Assignment:
Without including the pictures, copy each line below exactly as it reads.

(Beginning of Material shown)

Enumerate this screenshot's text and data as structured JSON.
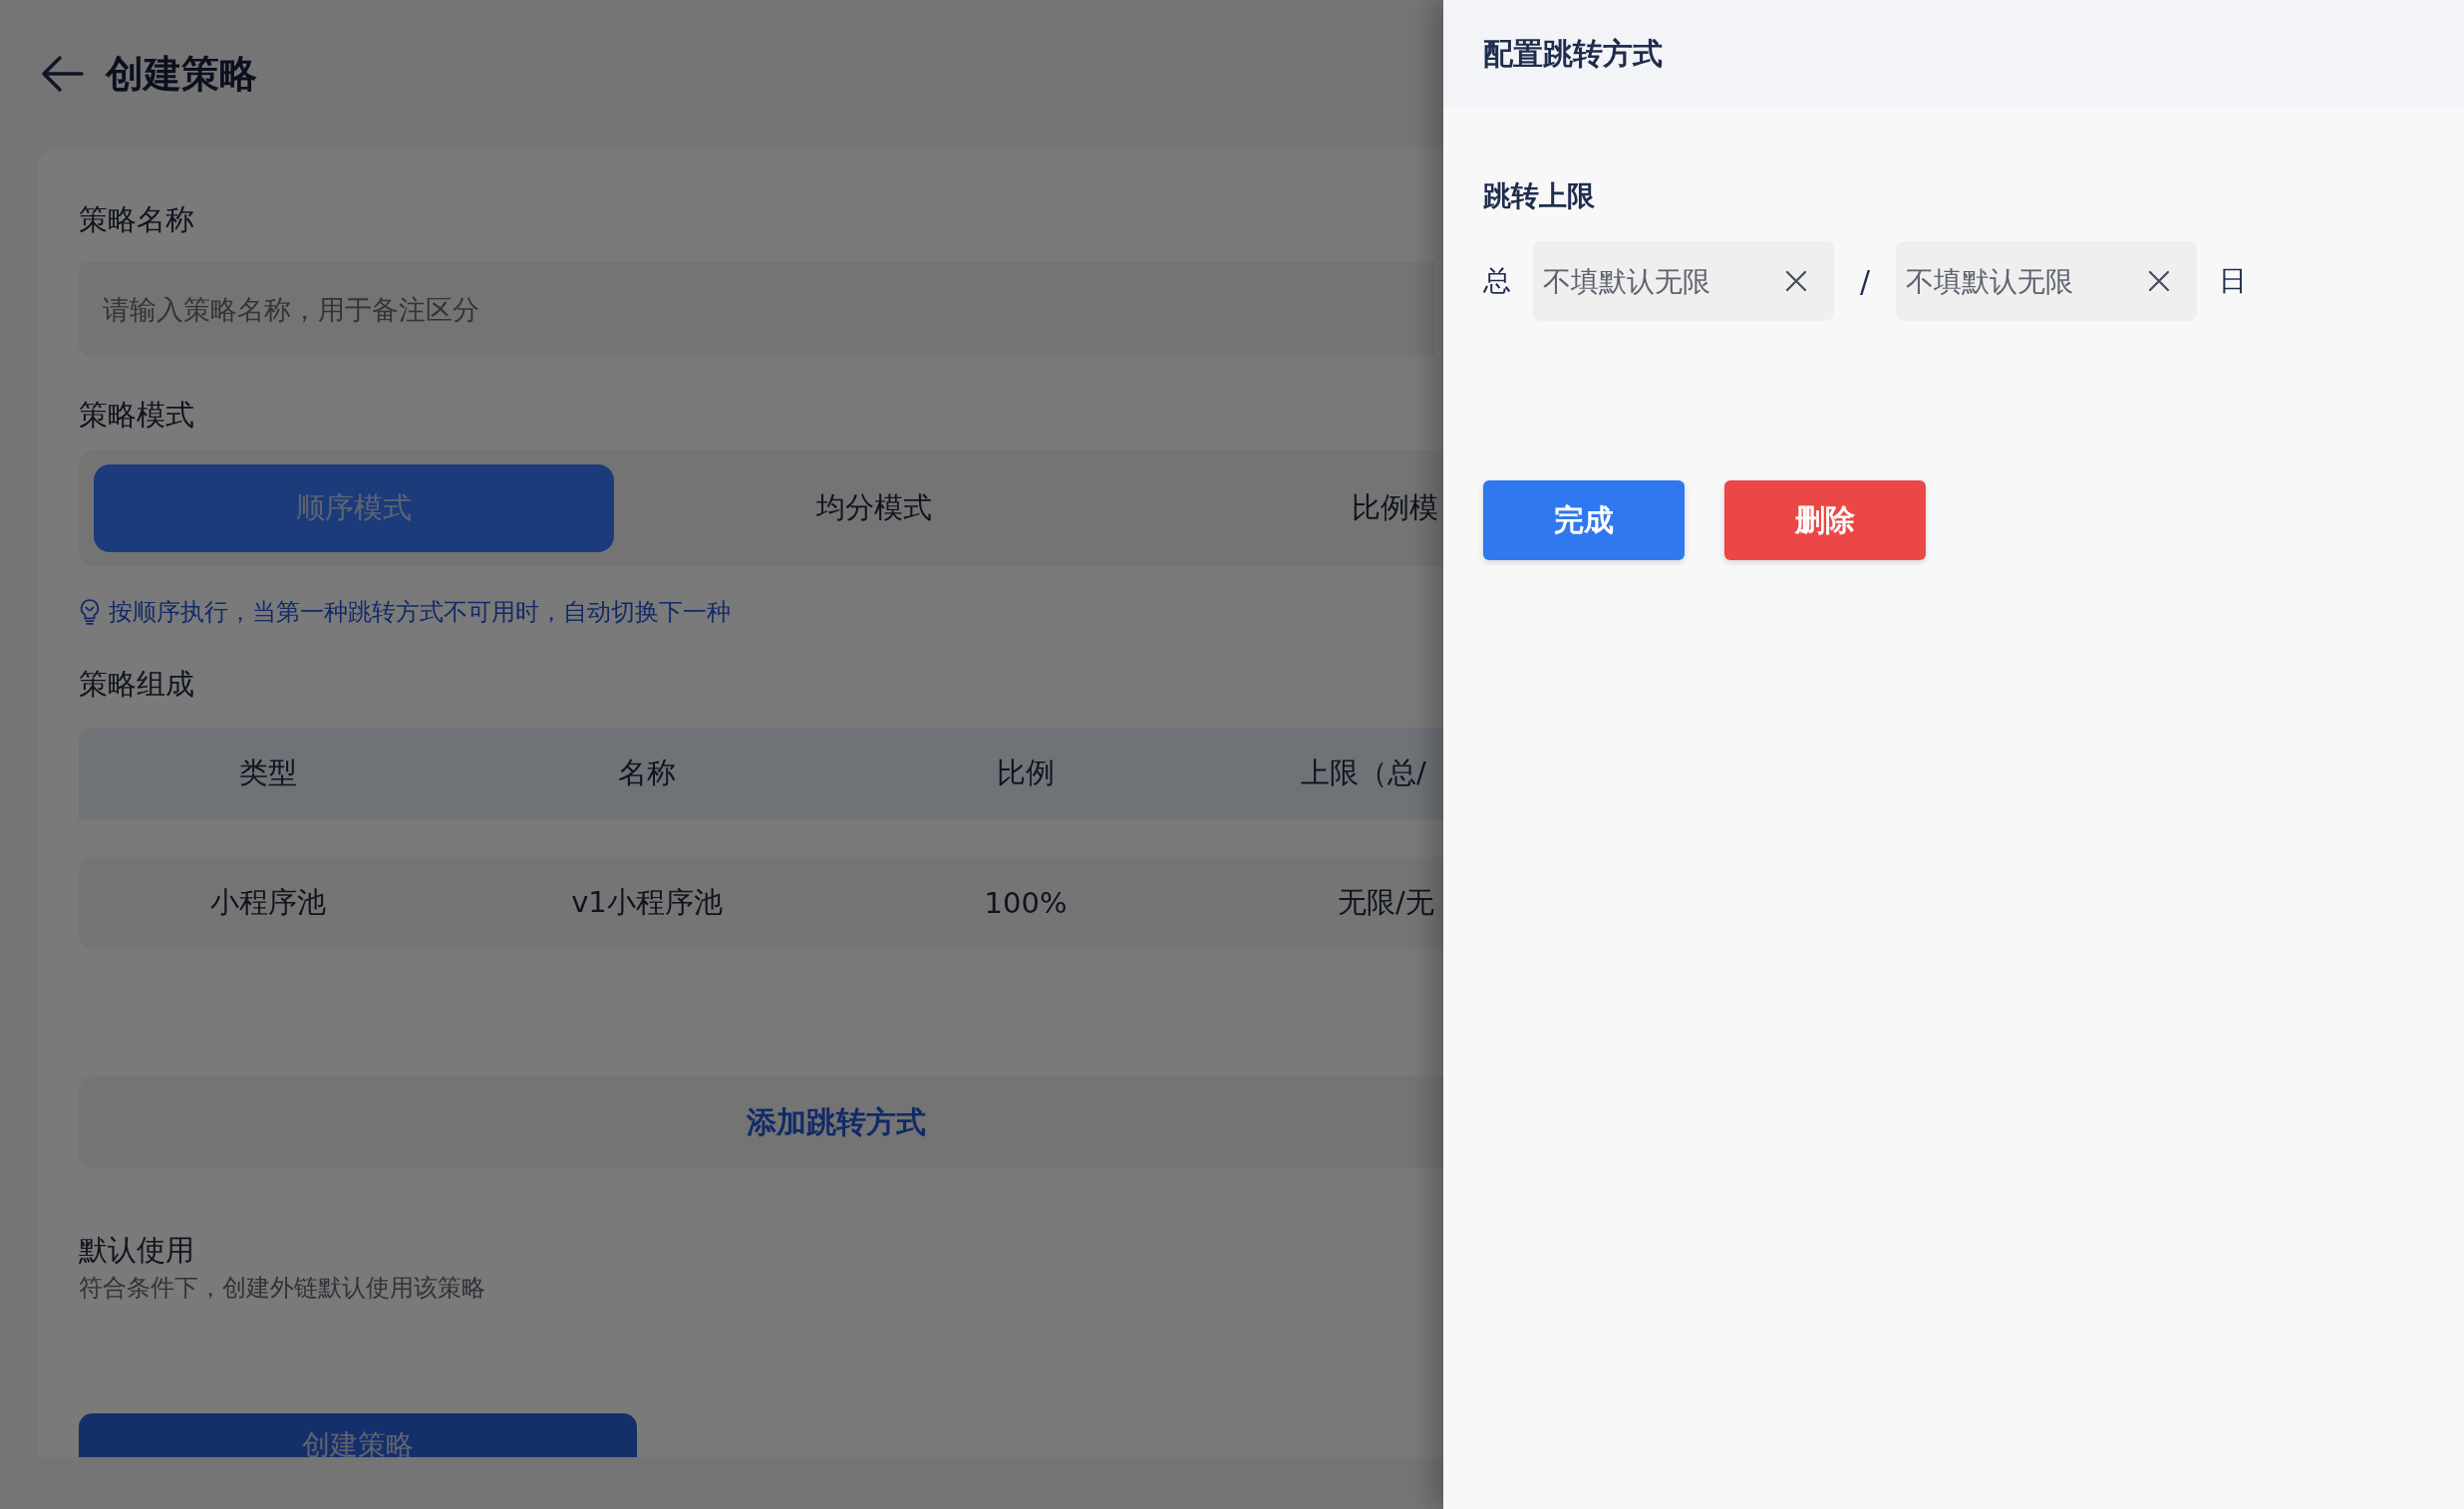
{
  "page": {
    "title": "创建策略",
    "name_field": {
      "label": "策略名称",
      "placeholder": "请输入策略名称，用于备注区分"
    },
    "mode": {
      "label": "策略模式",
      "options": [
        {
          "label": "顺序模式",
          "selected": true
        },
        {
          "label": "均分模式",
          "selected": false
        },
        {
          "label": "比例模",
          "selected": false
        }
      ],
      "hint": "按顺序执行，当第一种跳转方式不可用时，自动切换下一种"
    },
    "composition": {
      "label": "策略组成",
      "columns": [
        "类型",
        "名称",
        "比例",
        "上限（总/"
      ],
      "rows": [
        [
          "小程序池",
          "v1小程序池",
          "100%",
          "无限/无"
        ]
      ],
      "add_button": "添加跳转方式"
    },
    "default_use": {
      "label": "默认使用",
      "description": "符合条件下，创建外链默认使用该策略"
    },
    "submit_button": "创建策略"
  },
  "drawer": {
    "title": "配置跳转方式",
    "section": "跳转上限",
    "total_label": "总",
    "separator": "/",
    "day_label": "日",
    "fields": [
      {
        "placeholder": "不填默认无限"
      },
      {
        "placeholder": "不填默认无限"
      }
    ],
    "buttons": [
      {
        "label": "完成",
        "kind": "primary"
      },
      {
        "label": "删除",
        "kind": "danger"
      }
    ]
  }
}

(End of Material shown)

Answer box:
Enumerate this screenshot's text and data as structured JSON.
{
  "page": {
    "title": "创建策略",
    "name_field": {
      "label": "策略名称",
      "placeholder": "请输入策略名称，用于备注区分"
    },
    "mode": {
      "label": "策略模式",
      "options": [
        {
          "label": "顺序模式",
          "selected": true
        },
        {
          "label": "均分模式",
          "selected": false
        },
        {
          "label": "比例模",
          "selected": false
        }
      ],
      "hint": "按顺序执行，当第一种跳转方式不可用时，自动切换下一种"
    },
    "composition": {
      "label": "策略组成",
      "columns": [
        "类型",
        "名称",
        "比例",
        "上限（总/"
      ],
      "rows": [
        [
          "小程序池",
          "v1小程序池",
          "100%",
          "无限/无"
        ]
      ],
      "add_button": "添加跳转方式"
    },
    "default_use": {
      "label": "默认使用",
      "description": "符合条件下，创建外链默认使用该策略"
    },
    "submit_button": "创建策略"
  },
  "drawer": {
    "title": "配置跳转方式",
    "section": "跳转上限",
    "total_label": "总",
    "separator": "/",
    "day_label": "日",
    "fields": [
      {
        "placeholder": "不填默认无限"
      },
      {
        "placeholder": "不填默认无限"
      }
    ],
    "buttons": [
      {
        "label": "完成",
        "kind": "primary"
      },
      {
        "label": "删除",
        "kind": "danger"
      }
    ]
  }
}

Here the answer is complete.